Diatom of the month – August 2016: Didymosphenia geminata

by Luca Marazzi* Many algae are able to form blooms, sometimes releasing dangerous toxins for aquatic organisms and people. Cyanobacteria are most infamous for producing blooms such as those ongoing in Florida's coastal waters , but other algae, including diatoms, can create such vast colonies too. The large ( 100,001-1,000,000 µm 3 ) asymmetrical biraphid Didymosphenia geminata , or colloquially ‘didymo’ is one of them; it attaches to stones in rivers by stalks (made of mucopolysaccharides, long chains of sugar molecules)   that can be 1 m long! Didymo is invasive in Argentina, Chile, and New Zealand, where this video was released in 2008 to inform the fishing community that they should clean and dry all their gear to avoid spreading this species to other water bodies. Fig. 1.   (top)  Didymosphenia geminata ( scalebar = 10 µm ; p hoto by Mart Schmidt ); (bottom)   n umerous cells and mucilage stalks from South Boulder Creek (November 2011) - c redit/source:   Sara

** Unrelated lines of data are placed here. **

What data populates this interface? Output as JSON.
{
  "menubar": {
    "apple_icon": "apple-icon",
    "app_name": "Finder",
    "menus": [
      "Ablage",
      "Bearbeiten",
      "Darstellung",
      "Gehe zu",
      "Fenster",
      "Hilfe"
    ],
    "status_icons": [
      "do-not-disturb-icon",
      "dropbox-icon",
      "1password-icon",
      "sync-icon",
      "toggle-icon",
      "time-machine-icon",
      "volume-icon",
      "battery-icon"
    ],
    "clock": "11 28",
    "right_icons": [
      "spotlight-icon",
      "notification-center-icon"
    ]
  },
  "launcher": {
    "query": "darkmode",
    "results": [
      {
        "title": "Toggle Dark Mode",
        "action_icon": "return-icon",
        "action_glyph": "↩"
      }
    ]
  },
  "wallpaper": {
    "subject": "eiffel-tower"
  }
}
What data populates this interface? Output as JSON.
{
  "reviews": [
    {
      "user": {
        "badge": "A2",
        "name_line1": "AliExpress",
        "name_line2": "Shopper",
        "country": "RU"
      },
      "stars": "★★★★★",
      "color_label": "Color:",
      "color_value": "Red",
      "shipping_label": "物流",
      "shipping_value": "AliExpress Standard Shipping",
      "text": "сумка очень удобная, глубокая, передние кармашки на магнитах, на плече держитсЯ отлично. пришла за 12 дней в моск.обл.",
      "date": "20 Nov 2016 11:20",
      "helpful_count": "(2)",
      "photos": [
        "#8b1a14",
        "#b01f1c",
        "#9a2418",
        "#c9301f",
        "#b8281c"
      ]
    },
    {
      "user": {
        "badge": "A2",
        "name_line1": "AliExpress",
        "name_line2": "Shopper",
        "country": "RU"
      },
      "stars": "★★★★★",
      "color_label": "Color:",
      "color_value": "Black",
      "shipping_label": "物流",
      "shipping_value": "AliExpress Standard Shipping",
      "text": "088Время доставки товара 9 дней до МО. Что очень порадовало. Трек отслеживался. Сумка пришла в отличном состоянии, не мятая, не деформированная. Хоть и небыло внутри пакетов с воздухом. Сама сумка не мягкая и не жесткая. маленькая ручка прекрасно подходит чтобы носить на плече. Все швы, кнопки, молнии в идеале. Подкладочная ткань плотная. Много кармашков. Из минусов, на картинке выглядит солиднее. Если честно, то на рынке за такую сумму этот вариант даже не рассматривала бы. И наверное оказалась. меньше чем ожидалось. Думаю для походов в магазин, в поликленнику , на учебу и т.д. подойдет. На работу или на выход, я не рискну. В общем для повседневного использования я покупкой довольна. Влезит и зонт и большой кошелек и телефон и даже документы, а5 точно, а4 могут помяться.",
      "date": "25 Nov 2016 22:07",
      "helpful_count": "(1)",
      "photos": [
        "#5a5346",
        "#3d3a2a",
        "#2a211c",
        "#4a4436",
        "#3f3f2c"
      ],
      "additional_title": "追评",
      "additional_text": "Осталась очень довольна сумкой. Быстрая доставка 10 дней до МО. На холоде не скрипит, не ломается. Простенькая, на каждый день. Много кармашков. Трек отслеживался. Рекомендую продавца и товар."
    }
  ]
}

  The Peril of Peat: Sea Level Rise in South Florida: Part 1 Post by: Ben Wilson      Ben Wilson having some fun in the mud I love mud. Seems like I have for a long time now. It’s squishy and smelly, and once you get a little bit on you, you might as well go all out. I’m lucky in that the two most recent places I’ve lived, coastal Alabama and now in Miami, have had ample areas for me to get my mud fix. However, over the past century those areas have been dramatically decreasing, and given current and future climate change, they may disappear at an even greater rate. Over the next two blog posts, I will tell you how human development has altered water flow in the past, further exacerbating the problem of today: sea level rise. In order to save the mud, we must first look at what caused this problem in the first place. Drain, baby, Drain Whole books have been written on why and how the Everglades have been modified and managed, but I will